Earlier, scientists recorded this activity at depths of about 200 kilometers (roughly 125 miles). However, thanks to a giant network of over 300 seismic stations spread around northeastern China, researchers have now been able to see this event at a much lower point, at depths ranging between 410–660 kilometers (254–410 miles) below Earth’s surface. With the new advancements in observations, scientists are now getting a better idea of what happens to a subducted slab when it reaches this part of the transition zone, how much deformed it gets, and how much water content it loses from its oceanic crust!
A catalog of 39 gravitational-wave signals detected by LIGO:
Stellar Graveyard Physicists have released a catalog of 39 gravitational-wave signals detected by LIGO. This is one of the most vibrant catalogs released to date as it cites some of the exciting observations that include the most violent mergers detected to date. It is expected that this catalog will enable physicists to understand stellar collisions in a better way.

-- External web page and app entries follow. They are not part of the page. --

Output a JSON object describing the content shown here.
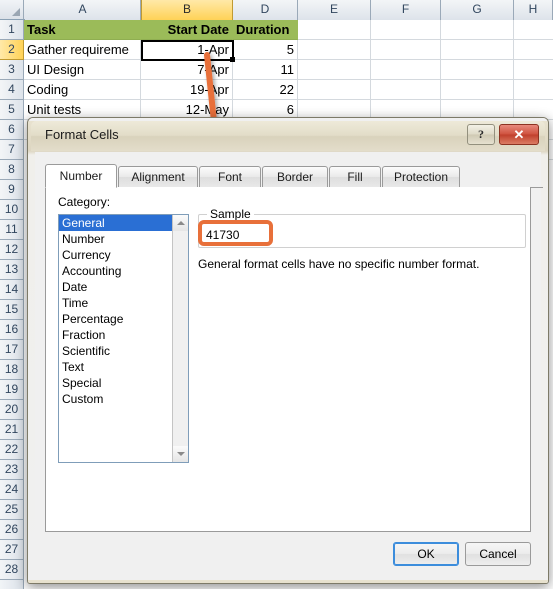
{
  "spreadsheet": {
    "column_headers": [
      "A",
      "B",
      "D",
      "E",
      "F",
      "G",
      "H"
    ],
    "selected_column": "B",
    "selected_row": "2",
    "row_headers": [
      "1",
      "2",
      "3",
      "4",
      "5",
      "6",
      "7",
      "8",
      "9",
      "10",
      "11",
      "12",
      "13",
      "14",
      "15",
      "16",
      "17",
      "18",
      "19",
      "20",
      "21",
      "22",
      "23",
      "24",
      "25",
      "26",
      "27",
      "28"
    ],
    "header_row": {
      "task": "Task",
      "start_date": "Start Date",
      "duration": "Duration"
    },
    "rows": [
      {
        "task": "Gather requireme",
        "start_date": "1-Apr",
        "duration": "5"
      },
      {
        "task": "UI Design",
        "start_date": "7-Apr",
        "duration": "11"
      },
      {
        "task": "Coding",
        "start_date": "19-Apr",
        "duration": "22"
      },
      {
        "task": "Unit tests",
        "start_date": "12-May",
        "duration": "6"
      }
    ],
    "header_fill_color": "#9BBB59",
    "selected_cell": "B2"
  },
  "dialog": {
    "title": "Format Cells",
    "help_button": "?",
    "close_button": "✕",
    "tabs": [
      {
        "label": "Number",
        "active": true
      },
      {
        "label": "Alignment",
        "active": false
      },
      {
        "label": "Font",
        "active": false
      },
      {
        "label": "Border",
        "active": false
      },
      {
        "label": "Fill",
        "active": false
      },
      {
        "label": "Protection",
        "active": false
      }
    ],
    "category_label": "Category:",
    "categories": [
      "General",
      "Number",
      "Currency",
      "Accounting",
      "Date",
      "Time",
      "Percentage",
      "Fraction",
      "Scientific",
      "Text",
      "Special",
      "Custom"
    ],
    "selected_category": "General",
    "sample_label": "Sample",
    "sample_value": "41730",
    "description": "General format cells have no specific number format.",
    "ok_label": "OK",
    "cancel_label": "Cancel"
  },
  "annotation": {
    "accent_color": "#E8703A",
    "arrow_from": "B2 cell",
    "arrow_to": "Sample value box"
  }
}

Fast Radio Bursts:
In April 2020, scientists detected some Fast Radio Bursts (FRBs) from a source within the Milky Way. Well, FRBs are bright bursts of radio waves. Their durations lie in the millisecond-scale, because of which it is difficult to detect them and determine their position in the sky. However, scientists have now confirmed these FRBs’ source to be a magnetar that lies within our own galaxy.
Precisely, the source of this FRB is a magnetar, called SGR 1935+2154 or SGR 1935. It is located in the constellation Vulpecula and is estimated to be between 14,000-41,000 light-years away from us.
Sometimes referred to as failed stars, the brown dwarfs or super-planets are the celestial bodies that are too small to be considered stars yet too big to be considered planets. Usually, these celestial objects are discovered using infrared surveys.
However, for the first time, observations from the Low-Frequency Array, or LOFAR radio telescope, have led to the detection of a brown dwarf, designated as BDR J1750+3809 and nicknamed Elegast. For the first time, this has happened that the presence of a super planet has been indicated using radio waves.